Within the records, say how many lines include the word "this"; the answer should be the number and no more.

Records START

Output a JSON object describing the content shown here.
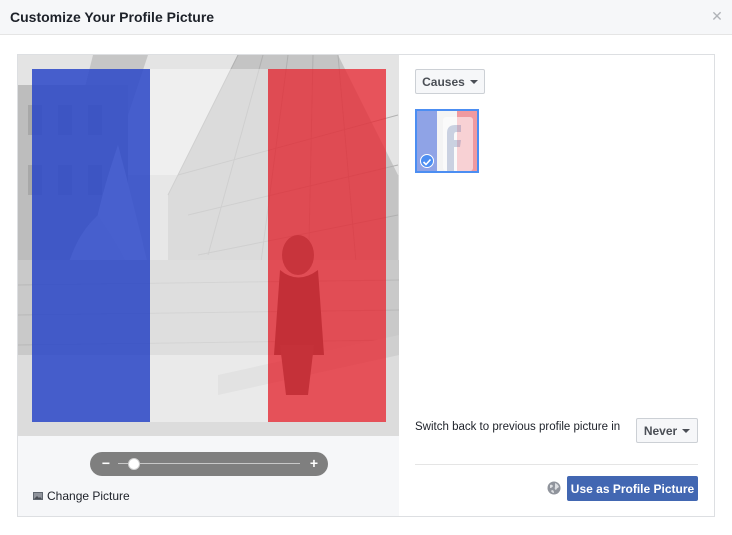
{
  "dialog": {
    "title": "Customize Your Profile Picture",
    "close_icon": "close-icon"
  },
  "editor": {
    "zoom": {
      "minus_label": "−",
      "plus_label": "+",
      "level": 0.09
    },
    "change_picture_label": "Change Picture",
    "change_picture_icon": "picture-icon",
    "overlay_colors": [
      "#2a46c8",
      "#ffffff",
      "#e8232e"
    ]
  },
  "options": {
    "category_dropdown": {
      "label": "Causes"
    },
    "frames": [
      {
        "name": "France flag frame",
        "selected": true
      }
    ],
    "switch_back": {
      "label": "Switch back to previous profile picture in",
      "selected": "Never"
    },
    "privacy_icon": "globe-icon",
    "submit_label": "Use as Profile Picture"
  },
  "colors": {
    "accent": "#4267b2",
    "selection": "#4c8ef2"
  }
}
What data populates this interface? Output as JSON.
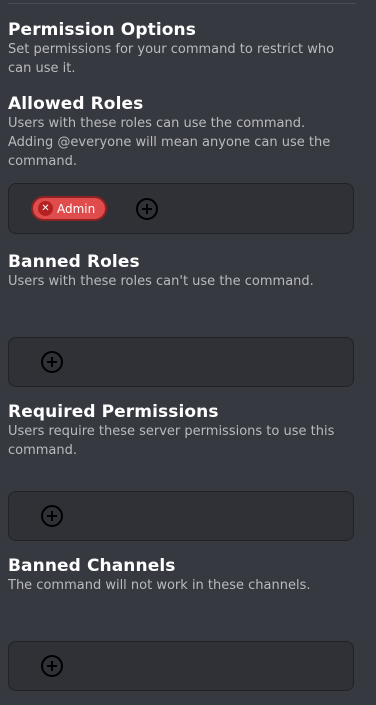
{
  "permission_options": {
    "title": "Permission Options",
    "description": "Set permissions for your command to restrict who can use it."
  },
  "allowed_roles": {
    "title": "Allowed Roles",
    "description": "Users with these roles can use the command. Adding @everyone will mean anyone can use the command.",
    "roles": [
      {
        "label": "Admin",
        "remove_icon": "close-circle-icon",
        "color": "#e04b4b"
      }
    ],
    "add_icon": "plus-circle-icon"
  },
  "banned_roles": {
    "title": "Banned Roles",
    "description": "Users with these roles can't use the command.",
    "add_icon": "plus-circle-icon"
  },
  "required_permissions": {
    "title": "Required Permissions",
    "description": "Users require these server permissions to use this command.",
    "add_icon": "plus-circle-icon"
  },
  "banned_channels": {
    "title": "Banned Channels",
    "description": "The command will not work in these channels.",
    "add_icon": "plus-circle-icon"
  },
  "colors": {
    "background": "#36393f",
    "box_background": "#2f3136",
    "role_chip": "#e04b4b"
  }
}
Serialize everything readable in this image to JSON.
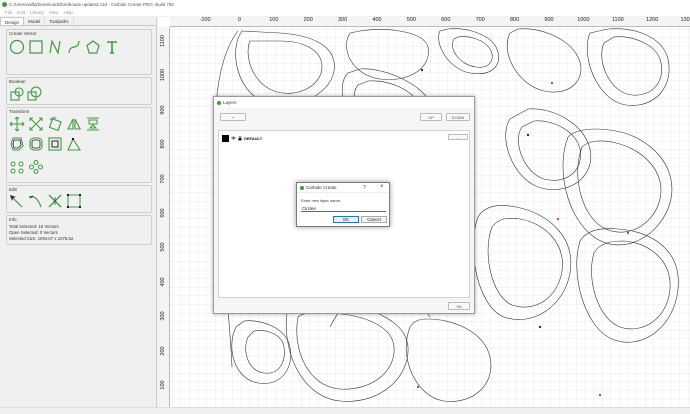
{
  "window": {
    "title": "C:/Users/willa/Downloads/birdhouse updated.c2d - Carbide Create PRO, Build 760"
  },
  "menu": [
    "File",
    "Edit",
    "Library",
    "View",
    "Help"
  ],
  "left_panel": {
    "tabs": [
      "Design",
      "Model",
      "Toolpaths"
    ],
    "sections": {
      "create_vector": "Create Vector",
      "boolean": "Boolean",
      "transform": "Transform",
      "edit": "Edit",
      "info": "Info"
    },
    "info": {
      "total_selected": "Total Selected:  15 Vectors",
      "open_selected": "Open Selected:  0 Vectors",
      "selected_size": "Selected Size:    1094.07 x 1075.62"
    },
    "accent_color": "#3f9b3f"
  },
  "rulers": {
    "horizontal": [
      "-100",
      "0",
      "100",
      "200",
      "300",
      "400",
      "500",
      "600",
      "700",
      "800",
      "900",
      "1000",
      "1100",
      "1200",
      "1300"
    ],
    "vertical": [
      "1100",
      "1000",
      "900",
      "800",
      "700",
      "600",
      "500",
      "400",
      "300",
      "200",
      "100"
    ]
  },
  "layers_dialog": {
    "title": "Layers",
    "add_label": "+",
    "up_label": "UP",
    "down_label": "DOWN",
    "extra_label": "...",
    "layer_name": "DEFAULT",
    "ok_label": "Ok"
  },
  "prompt_dialog": {
    "title": "Carbide Create",
    "help_label": "?",
    "close_label": "×",
    "prompt": "Enter new layer name:",
    "value": "Circles",
    "ok_label": "OK",
    "cancel_label": "Cancel"
  }
}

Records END

Response:
3